The Contract with America has been a flop, the Republican party is behind in the polls, and their leadership is desperately trying to manufacture `wedge' political issues. If there were any other reason, they would slow this bill down, wait for the courts and the State of Hawaii to act , and seriously analyze the legal implications of what they are doing.

Fortunately, I don't think the American people will be fooled by this legislative red herring. They want real solutions that improve their every day lives, not legislative placebos. This is legislation by mob rule and is wrong.


Mr. LEWIS of Georgia. Mr. Chairman, I want to thank my friend and colleague for yielding me the time.

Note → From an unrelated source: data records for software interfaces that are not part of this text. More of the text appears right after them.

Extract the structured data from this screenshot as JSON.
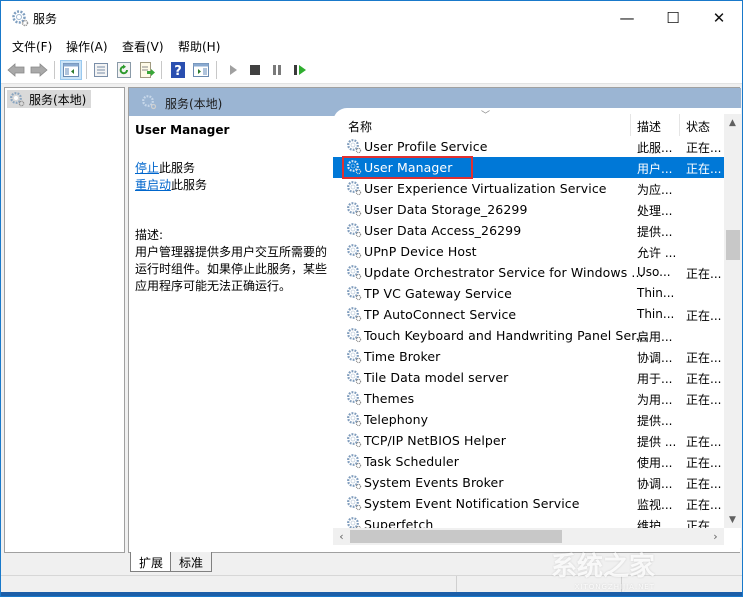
{
  "window": {
    "title": "服务",
    "controls": {
      "minimize": "—",
      "maximize": "☐",
      "close": "✕"
    }
  },
  "menu": [
    {
      "label": "文件(F)"
    },
    {
      "label": "操作(A)"
    },
    {
      "label": "查看(V)"
    },
    {
      "label": "帮助(H)"
    }
  ],
  "toolbar": {
    "buttons": [
      "back-icon",
      "forward-icon",
      "show-hide-console-tree-icon",
      "properties-icon",
      "refresh-icon",
      "export-list-icon",
      "help-icon",
      "show-action-pane-icon",
      "start-service-icon",
      "stop-service-icon",
      "pause-service-icon",
      "restart-service-icon"
    ]
  },
  "tree": {
    "items": [
      {
        "label": "服务(本地)",
        "selected": true
      }
    ]
  },
  "pane": {
    "header": "服务(本地)",
    "detail": {
      "service_name": "User Manager",
      "stop_link": "停止",
      "stop_suffix": "此服务",
      "restart_link": "重启动",
      "restart_suffix": "此服务",
      "desc_label": "描述:",
      "desc_text": "用户管理器提供多用户交互所需要的运行时组件。如果停止此服务，某些应用程序可能无法正确运行。"
    },
    "columns": {
      "name": "名称",
      "description": "描述",
      "status": "状态"
    },
    "services": [
      {
        "name": "User Profile Service",
        "description": "此服...",
        "status": "正在..."
      },
      {
        "name": "User Manager",
        "description": "用户...",
        "status": "正在...",
        "selected": true
      },
      {
        "name": "User Experience Virtualization Service",
        "description": "为应...",
        "status": ""
      },
      {
        "name": "User Data Storage_26299",
        "description": "处理...",
        "status": ""
      },
      {
        "name": "User Data Access_26299",
        "description": "提供...",
        "status": ""
      },
      {
        "name": "UPnP Device Host",
        "description": "允许 ...",
        "status": ""
      },
      {
        "name": "Update Orchestrator Service for Windows ...",
        "description": "Uso...",
        "status": "正在..."
      },
      {
        "name": "TP VC Gateway Service",
        "description": "Thin...",
        "status": ""
      },
      {
        "name": "TP AutoConnect Service",
        "description": "Thin...",
        "status": "正在..."
      },
      {
        "name": "Touch Keyboard and Handwriting Panel Ser...",
        "description": "启用...",
        "status": ""
      },
      {
        "name": "Time Broker",
        "description": "协调...",
        "status": "正在..."
      },
      {
        "name": "Tile Data model server",
        "description": "用于...",
        "status": "正在..."
      },
      {
        "name": "Themes",
        "description": "为用...",
        "status": "正在..."
      },
      {
        "name": "Telephony",
        "description": "提供...",
        "status": ""
      },
      {
        "name": "TCP/IP NetBIOS Helper",
        "description": "提供 ...",
        "status": "正在..."
      },
      {
        "name": "Task Scheduler",
        "description": "使用...",
        "status": "正在..."
      },
      {
        "name": "System Events Broker",
        "description": "协调...",
        "status": "正在..."
      },
      {
        "name": "System Event Notification Service",
        "description": "监视...",
        "status": "正在..."
      },
      {
        "name": "Superfetch",
        "description": "维护...",
        "status": "正在..."
      }
    ],
    "highlight_color": "#e03030",
    "selection_color": "#0078d7"
  },
  "tabs": [
    {
      "label": "扩展",
      "active": true
    },
    {
      "label": "标准",
      "active": false
    }
  ],
  "watermark": {
    "text": "系统之家",
    "subtext": "XITONGZHIJIA.NET"
  }
}
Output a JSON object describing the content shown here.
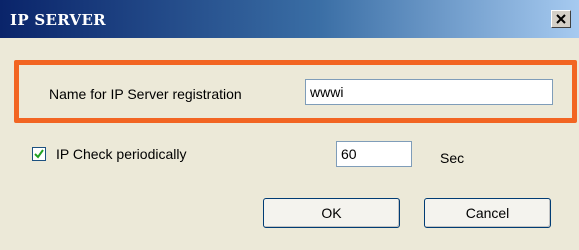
{
  "dialog": {
    "title": "IP SERVER",
    "close_glyph": "×",
    "close_icon": "close-icon"
  },
  "form": {
    "name_label": "Name for IP Server registration",
    "name_value": "wwwi",
    "check_label": "IP Check periodically",
    "check_checked": true,
    "interval_value": "60",
    "interval_unit": "Sec"
  },
  "buttons": {
    "ok_label": "OK",
    "cancel_label": "Cancel"
  },
  "colors": {
    "highlight": "#f26522",
    "title_bar_start": "#0a246a",
    "title_bar_end": "#a6caf0"
  }
}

Let me say to the gentleman that when I was growing up in the south during the 1940s and the 1950s, the great majority of the people in that region believed that black people should not be able to enter places of public accommodation, and they felt that black people should not be able to register to vote, and many people felt that was right but that was wrong. I think as politicians, as elected officials, we should not only follow but we must lead, lead our districts, not put our fingers into the wind to see which way the air is blowing but be leaders.

Mr. Chairman, this is a mean bill. It is cruel. This bill seeks to divide our nation, turn Americans against Americans, sew the seeds of fear, hatred and intolerance. Let us remember the Preamble of the Declaration of Independence: We hold these truths self-evident that all people are endowed by their creator with certain inalienable rights. Among these are life, liberty and the pursuit of happiness.

This bill is a slap in the face of the Declaration of Independence. It denies gay men and women the right to liberty and the pursuit of happiness. Marriage is a basic human right. You cannot tell people they cannot fall in love. Dr. Martin Luther King, Jr. used to say when people talked about interracial marriage and I quote, "Races do not fall in love and get married. Individuals fall in love and get married."

Why do you not want your fellow men and women, your fellow Americans to be happy? Why do you attack them? Why do you want to destroy the love they hold in their hearts? Why do you want to crush their hopes, their dreams, their longings, their aspirations?

We are talking about human beings, people like you, people who want to get married, buy a house, and spend their lives with the one they love. They have done no wrong.

I will not turn my back on another American. I will not oppress my fellow human being. I have fought too hard and too long against discrimination based on race and color not to stand up against discrimination based on sexual orientation.

Mr. Chairman, I have known racism. I have known bigotry. This bill stinks of the same fear, hatred and intolerance. It should not be called the Defense of Marriage Act. It should be called the defense of mean-spirited bigots act.

I urge my colleagues to oppose this bill, to have the courage to do what is right. This bill appeals to our worst fears and emotions. It encourages hatred of our fellow Americans for political advantage. Every word, every purpose, every message is wrong. It is not the right thing to do, to divide Americans.

We are moving toward the 21st century. Let us come together and create one nation, one people, one family, one house, the American house, the American family, the American nation.

[QRD main page] Send comments and submissions to: Chuck Tarver nero@udel.edu Last updated: 20 July 1996 by Chuck Tarver